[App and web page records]
::::

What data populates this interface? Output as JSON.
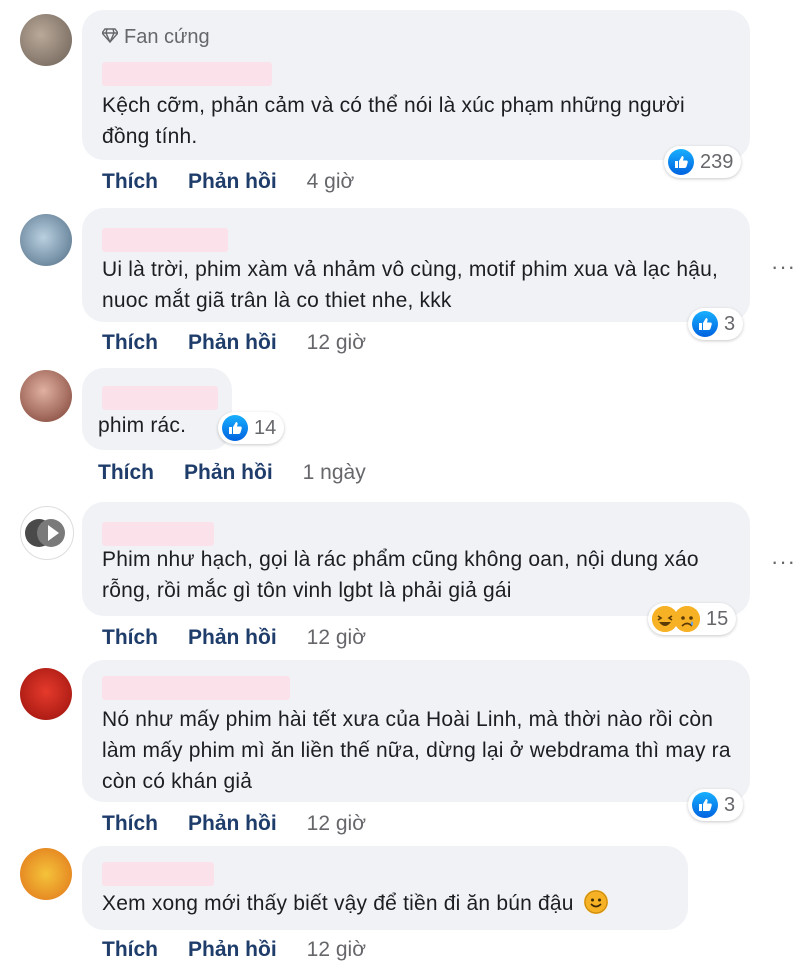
{
  "labels": {
    "like": "Thích",
    "reply": "Phản hồi"
  },
  "comments": [
    {
      "badge": "Fan cứng",
      "text": "Kệch cỡm, phản cảm và có thể nói là xúc phạm những người đồng tính.",
      "reaction_count": "239",
      "time": "4 giờ",
      "avatar_color": "#8a7d70"
    },
    {
      "text": "Ui là trời, phim xàm vả nhảm vô cùng, motif phim xua và lạc hậu, nuoc mắt giã trân là co thiet nhe, kkk",
      "reaction_count": "3",
      "time": "12 giờ",
      "avatar_color": "#6d8ba6"
    },
    {
      "text": "phim rác.",
      "reaction_count": "14",
      "time": "1 ngày",
      "avatar_color": "#a06a5a"
    },
    {
      "text": "Phim như hạch, gọi là rác phẩm cũng không oan, nội dung xáo rỗng, rồi mắc gì tôn vinh lgbt là phải giả gái",
      "reaction_count": "15",
      "time": "12 giờ",
      "avatar_color": "#555555"
    },
    {
      "text": "Nó như mấy phim hài tết xưa của Hoài Linh, mà thời nào rồi còn làm mấy phim mì ăn liền thế nữa, dừng lại ở webdrama thì may ra còn có khán giả",
      "reaction_count": "3",
      "time": "12 giờ",
      "avatar_color": "#d42a20"
    },
    {
      "text": "Xem xong mới thấy biết vậy để tiền đi ăn bún đậu",
      "time": "12 giờ",
      "avatar_color": "#f0a020"
    }
  ],
  "more_label": "···"
}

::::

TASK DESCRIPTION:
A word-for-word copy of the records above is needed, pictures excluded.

OUTPUT FOR THIS TASK:
What data populates this interface? Output as JSON.
{
  "labels": {
    "like": "Thích",
    "reply": "Phản hồi"
  },
  "comments": [
    {
      "badge": "Fan cứng",
      "text": "Kệch cỡm, phản cảm và có thể nói là xúc phạm những người đồng tính.",
      "reaction_count": "239",
      "time": "4 giờ",
      "avatar_color": "#8a7d70"
    },
    {
      "text": "Ui là trời, phim xàm vả nhảm vô cùng, motif phim xua và lạc hậu, nuoc mắt giã trân là co thiet nhe, kkk",
      "reaction_count": "3",
      "time": "12 giờ",
      "avatar_color": "#6d8ba6"
    },
    {
      "text": "phim rác.",
      "reaction_count": "14",
      "time": "1 ngày",
      "avatar_color": "#a06a5a"
    },
    {
      "text": "Phim như hạch, gọi là rác phẩm cũng không oan, nội dung xáo rỗng, rồi mắc gì tôn vinh lgbt là phải giả gái",
      "reaction_count": "15",
      "time": "12 giờ",
      "avatar_color": "#555555"
    },
    {
      "text": "Nó như mấy phim hài tết xưa của Hoài Linh, mà thời nào rồi còn làm mấy phim mì ăn liền thế nữa, dừng lại ở webdrama thì may ra còn có khán giả",
      "reaction_count": "3",
      "time": "12 giờ",
      "avatar_color": "#d42a20"
    },
    {
      "text": "Xem xong mới thấy biết vậy để tiền đi ăn bún đậu",
      "time": "12 giờ",
      "avatar_color": "#f0a020"
    }
  ],
  "more_label": "···"
}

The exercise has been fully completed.